Tuesday, March 13, 2018

CPI data and the end of "lowflation"

The latest CPI data is out for the US, and I think it's looking like the recent shock (2014-2015) parameters were a bit off (since it was still ongoing at the time). While this has negligible effect on the continuously compounded annual rate of inflation (instantaneous logarithmic derivative), it produces a noticeable effect (within the error) on the level and when measured year-over-year [1]. Here's the instantaneous inflation measure:

And here are the year-over-year and level measures:

The original estimates of the shock parameters were

a₀ = 0.088 ± 0.026
y₀ = 2015.06 ± 0.90
b₀ = 1.27 ± 0.41 [y]

That b₀ corresponds to a duration of 4.4 + 1.4 years, which means the shock was still ongoing when the forecast was made in early 2017. The new estimate (shown as a dashed line in the graphs) has parameters

a₀ = 0.078 ± 0.009
y₀ = 2014.73 ± 0.41
b₀ = 1.16 ± 0.27 [y]

which are all within the error bars on the original estimate (the new errors are all approximately cut in half as well). So we can see this as a true refinement. This new b₀ corresponds to a duration of 4.1 + 0.9 years. The shock "began" (inasmuch as you can cite a "beginning") in late 2012 or 2013 and "ended" in late 2016 or 2017. This period of "lowflation" is associated with the negative shock to the labor force after the Great Recession and appears to be ending (or has already ended as of last year per these new parameter estimates).
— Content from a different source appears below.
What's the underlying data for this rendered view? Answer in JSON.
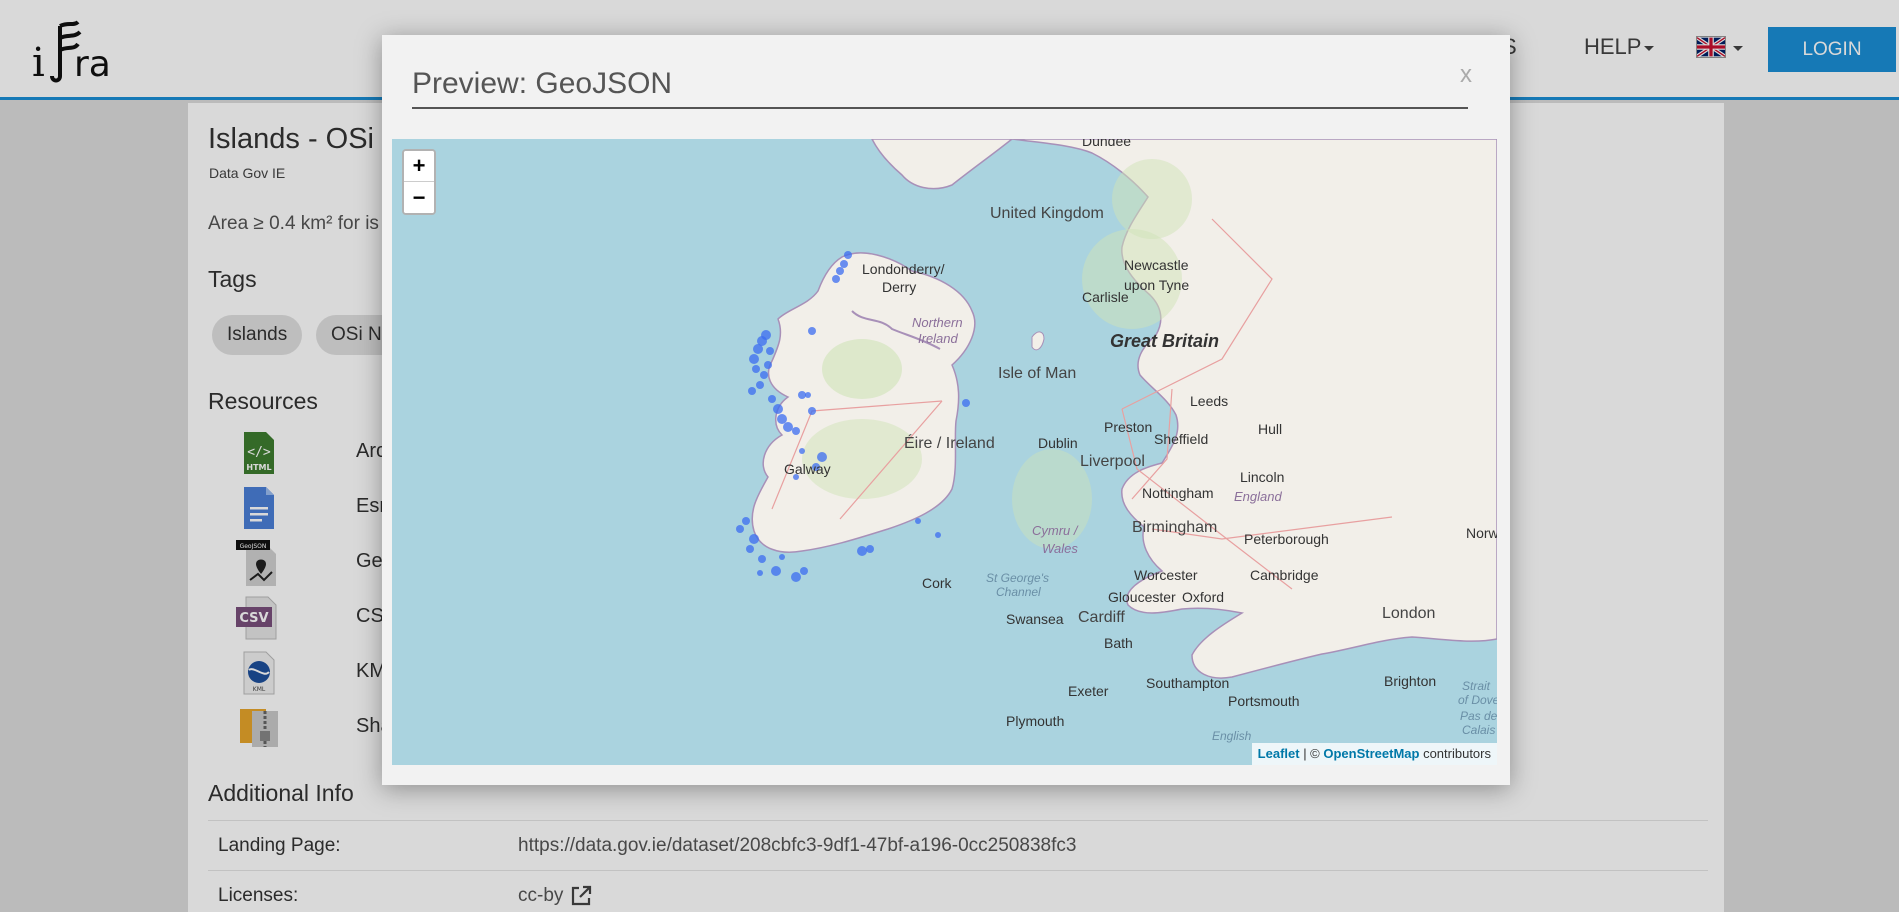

[1] The CPI level accumulates (integrates) the error, while the year-over-year measure amplifies it (x + δx)/(y + δy).

No comments:

Post a Comment

Comments are welcome. Please see the Moderation and comment policy.

Also, try to avoid the use of dollar signs as they interfere with my setup of mathjax. I left it set up that way because I think this is funny for an economics blog. You can use € or £ instead.

Note: Only a member of this blog may post a comment.